Cleveland Cavaliers big Andre Drummond reacts in-game. (Photoy by David Dermer-USA TODAY Sports) /
3 of 3
Cleveland Cavaliers
Cleveland Cavaliers big man Andre Drummond talks with players on the Atlanta Hawks bench in-game. (Photo by Jason Miller/Getty Images) /

#2: Cavs fans will want to see Drummond being self-aware

The second thing Cavs fans will definitely want to see in regards to Drummond next season is him well…being self-aware. Drummond is not a perimeter shooting threat, such as Kevin Love, for instance, or Larry Nance Jr.

As Evan Dammarell of Fear The Sword and Forbes demonstrated and really drove home, nobody wants to see Drummond taking three-point shots.

The dude has hit only 59.1 percent of his free throw attempts over the past three seasons, even. And for his career, he’s connected on just 15 of his 103 career three-point attempts in the regular season.

Drummond having taken 14 triple attempts in an eight-game sample with Cleveland last season, of which he hit four, was not smart, to say the least. Cavs fans, assuredly, don’t want to see that from Drummond; it’s not his thing.

So please, leave those to Love, Nance and the perimeter players, Dre.

And while there’ve been some positive signs at times in the secondary playmaking realm for Drummond previously with Detroit, in times with the Pistons, and with the Cavs a bit, he seemingly veered too much into playmaking territory.

Occasional ball-reversals are alright from Drummond, to get quick deliveries to the likes of Sexton, Osman or perhaps Dylan Windler for perimeter looks, particularly if there’s a clear line of sight if he sees opposing defenders looking to double him on the bounce.

Those I’m okay with at times, but Drummond should not be grabbing rebounds and looking to initiate offense from there, which could lead to turnovers often. He averaged 3.6 turnovers per outing in 2019-20, for further context.

The occasional ball handling displays from him on the perimeter if there’s helpers in the area are not something we want to see much, either. They do not typically lead to quality offense.
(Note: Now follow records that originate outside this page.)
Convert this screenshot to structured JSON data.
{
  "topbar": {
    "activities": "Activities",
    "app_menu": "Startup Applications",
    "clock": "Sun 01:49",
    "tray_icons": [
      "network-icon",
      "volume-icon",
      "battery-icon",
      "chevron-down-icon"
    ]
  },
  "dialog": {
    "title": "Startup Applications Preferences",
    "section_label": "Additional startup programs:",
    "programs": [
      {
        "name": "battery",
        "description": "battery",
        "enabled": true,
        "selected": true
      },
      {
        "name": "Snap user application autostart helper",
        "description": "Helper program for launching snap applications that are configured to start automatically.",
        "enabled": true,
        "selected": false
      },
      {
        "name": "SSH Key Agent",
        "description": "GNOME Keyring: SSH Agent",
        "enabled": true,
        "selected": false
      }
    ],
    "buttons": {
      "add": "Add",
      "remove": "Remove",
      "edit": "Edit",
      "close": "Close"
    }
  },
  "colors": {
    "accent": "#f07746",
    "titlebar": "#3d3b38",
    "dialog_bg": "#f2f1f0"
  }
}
Drummond shouldn’t be trying to pull it off-the-catch from deep, again, and him at times pretending he’s the second coming of Bill Walton and trying to thread the needle when that’s not there is not something that will help Cleveland, either.

In any case, while Drummond could very well be dealt by the 2021 trade deadline, if he sticks to what he does well, he’d likely only be helping himself and the Cavs at least leading up to that point.
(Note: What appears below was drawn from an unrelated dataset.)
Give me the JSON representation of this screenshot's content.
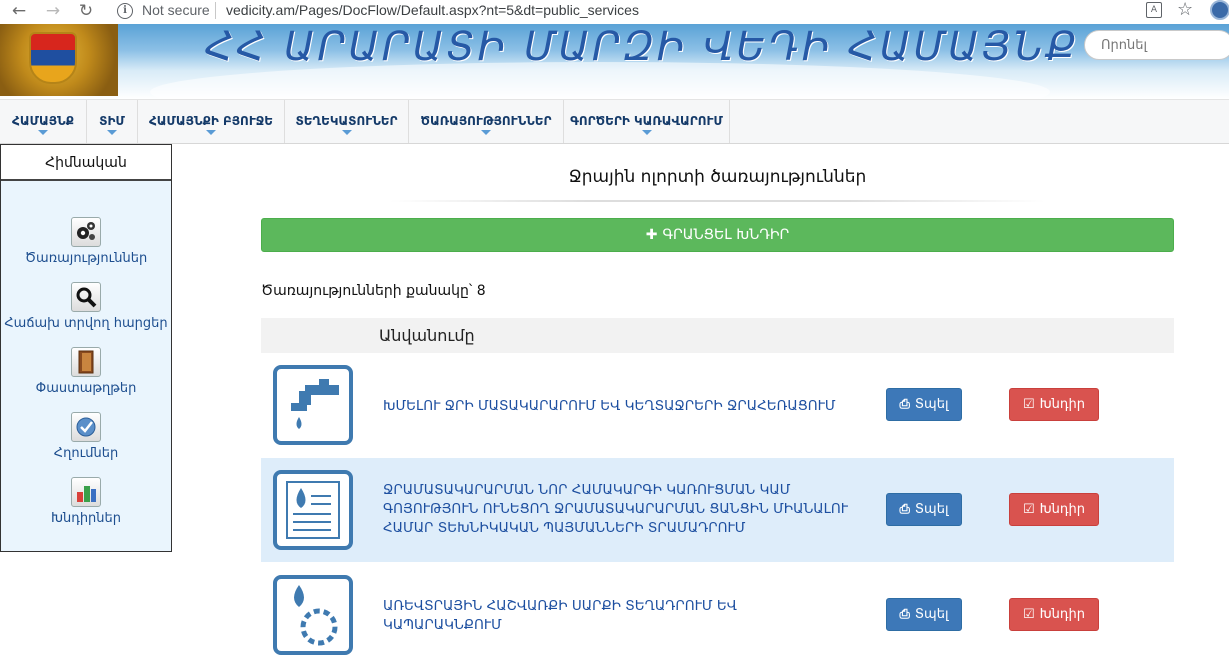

We’ll have to see what eventually plays out with him/with the Cavaliers in 2020-21, though.

Maybe he ends up being a good fit, and perhaps Drumond could sign a fairly reasonable deal to come back to the Cavaliers next offseason for the near future, even while especially after what Dammarell said in his piece, I wouldn’t bet on that.

Dammarell strongly believes that Dre will probably be traded at the deadline, for “heftier” salary and draft capital or a potential upgrade.

dark. Next. 3 Cavs players that will disappoint in 2020-21

Either way, let’s hope Drummond is self-aware for the Cavs, for the experiment to have some of a chance at working well.